*Exercise brief*
Could you please output all of the data exactly, without the images?

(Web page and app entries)

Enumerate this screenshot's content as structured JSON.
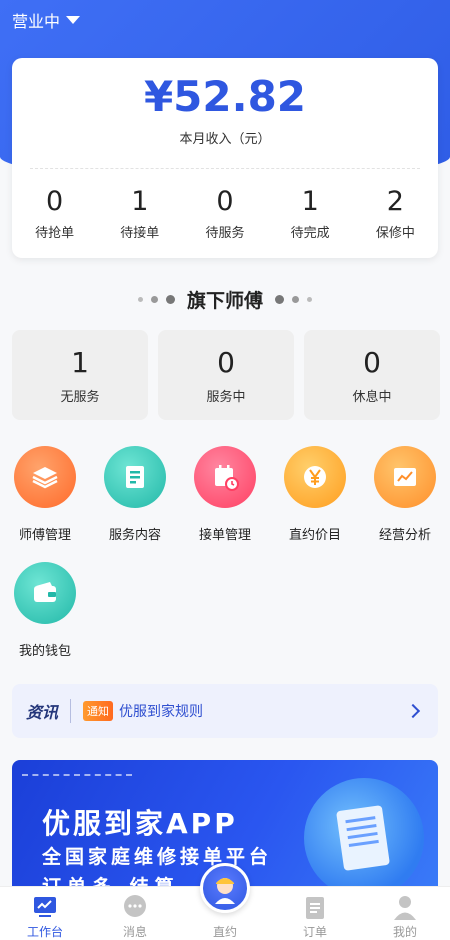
{
  "header": {
    "status_label": "营业中",
    "icons": [
      "chevron-down-icon"
    ]
  },
  "income": {
    "amount": "¥52.82",
    "label": "本月收入（元）"
  },
  "order_stats": [
    {
      "value": "0",
      "label": "待抢单"
    },
    {
      "value": "1",
      "label": "待接单"
    },
    {
      "value": "0",
      "label": "待服务"
    },
    {
      "value": "1",
      "label": "待完成"
    },
    {
      "value": "2",
      "label": "保修中"
    }
  ],
  "masters": {
    "title": "旗下师傅",
    "stats": [
      {
        "value": "1",
        "label": "无服务"
      },
      {
        "value": "0",
        "label": "服务中"
      },
      {
        "value": "0",
        "label": "休息中"
      }
    ]
  },
  "menu": [
    {
      "label": "师傅管理",
      "icon": "layers-icon",
      "color": "#ff7b3a"
    },
    {
      "label": "服务内容",
      "icon": "document-icon",
      "color": "#31c9b8"
    },
    {
      "label": "接单管理",
      "icon": "calendar-clock-icon",
      "color": "#ff4d6d"
    },
    {
      "label": "直约价目",
      "icon": "yen-icon",
      "color": "#ffa928"
    },
    {
      "label": "经营分析",
      "icon": "chart-icon",
      "color": "#ff9a2e"
    },
    {
      "label": "我的钱包",
      "icon": "wallet-icon",
      "color": "#31c9b8"
    }
  ],
  "news": {
    "tag": "资讯",
    "badge": "通知",
    "text": "优服到家规则"
  },
  "banner": {
    "title": "优服到家APP",
    "subtitle": "全国家庭维修接单平台",
    "subtitle2": "订单多 结算"
  },
  "tabbar": [
    {
      "label": "工作台",
      "icon": "dashboard-icon"
    },
    {
      "label": "消息",
      "icon": "chat-icon"
    },
    {
      "label": "直约",
      "icon": "worker-icon"
    },
    {
      "label": "订单",
      "icon": "clipboard-icon"
    },
    {
      "label": "我的",
      "icon": "user-icon"
    }
  ],
  "colors": {
    "primary": "#2f57e0",
    "header_bg": "#3f6ff5"
  }
}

*Output of the exercise*
Enumerate this screenshot's content as structured JSON.
{
  "header": {
    "status_label": "营业中",
    "icons": [
      "chevron-down-icon"
    ]
  },
  "income": {
    "amount": "¥52.82",
    "label": "本月收入（元）"
  },
  "order_stats": [
    {
      "value": "0",
      "label": "待抢单"
    },
    {
      "value": "1",
      "label": "待接单"
    },
    {
      "value": "0",
      "label": "待服务"
    },
    {
      "value": "1",
      "label": "待完成"
    },
    {
      "value": "2",
      "label": "保修中"
    }
  ],
  "masters": {
    "title": "旗下师傅",
    "stats": [
      {
        "value": "1",
        "label": "无服务"
      },
      {
        "value": "0",
        "label": "服务中"
      },
      {
        "value": "0",
        "label": "休息中"
      }
    ]
  },
  "menu": [
    {
      "label": "师傅管理",
      "icon": "layers-icon",
      "color": "#ff7b3a"
    },
    {
      "label": "服务内容",
      "icon": "document-icon",
      "color": "#31c9b8"
    },
    {
      "label": "接单管理",
      "icon": "calendar-clock-icon",
      "color": "#ff4d6d"
    },
    {
      "label": "直约价目",
      "icon": "yen-icon",
      "color": "#ffa928"
    },
    {
      "label": "经营分析",
      "icon": "chart-icon",
      "color": "#ff9a2e"
    },
    {
      "label": "我的钱包",
      "icon": "wallet-icon",
      "color": "#31c9b8"
    }
  ],
  "news": {
    "tag": "资讯",
    "badge": "通知",
    "text": "优服到家规则"
  },
  "banner": {
    "title": "优服到家APP",
    "subtitle": "全国家庭维修接单平台",
    "subtitle2": "订单多 结算"
  },
  "tabbar": [
    {
      "label": "工作台",
      "icon": "dashboard-icon"
    },
    {
      "label": "消息",
      "icon": "chat-icon"
    },
    {
      "label": "直约",
      "icon": "worker-icon"
    },
    {
      "label": "订单",
      "icon": "clipboard-icon"
    },
    {
      "label": "我的",
      "icon": "user-icon"
    }
  ],
  "colors": {
    "primary": "#2f57e0",
    "header_bg": "#3f6ff5"
  }
}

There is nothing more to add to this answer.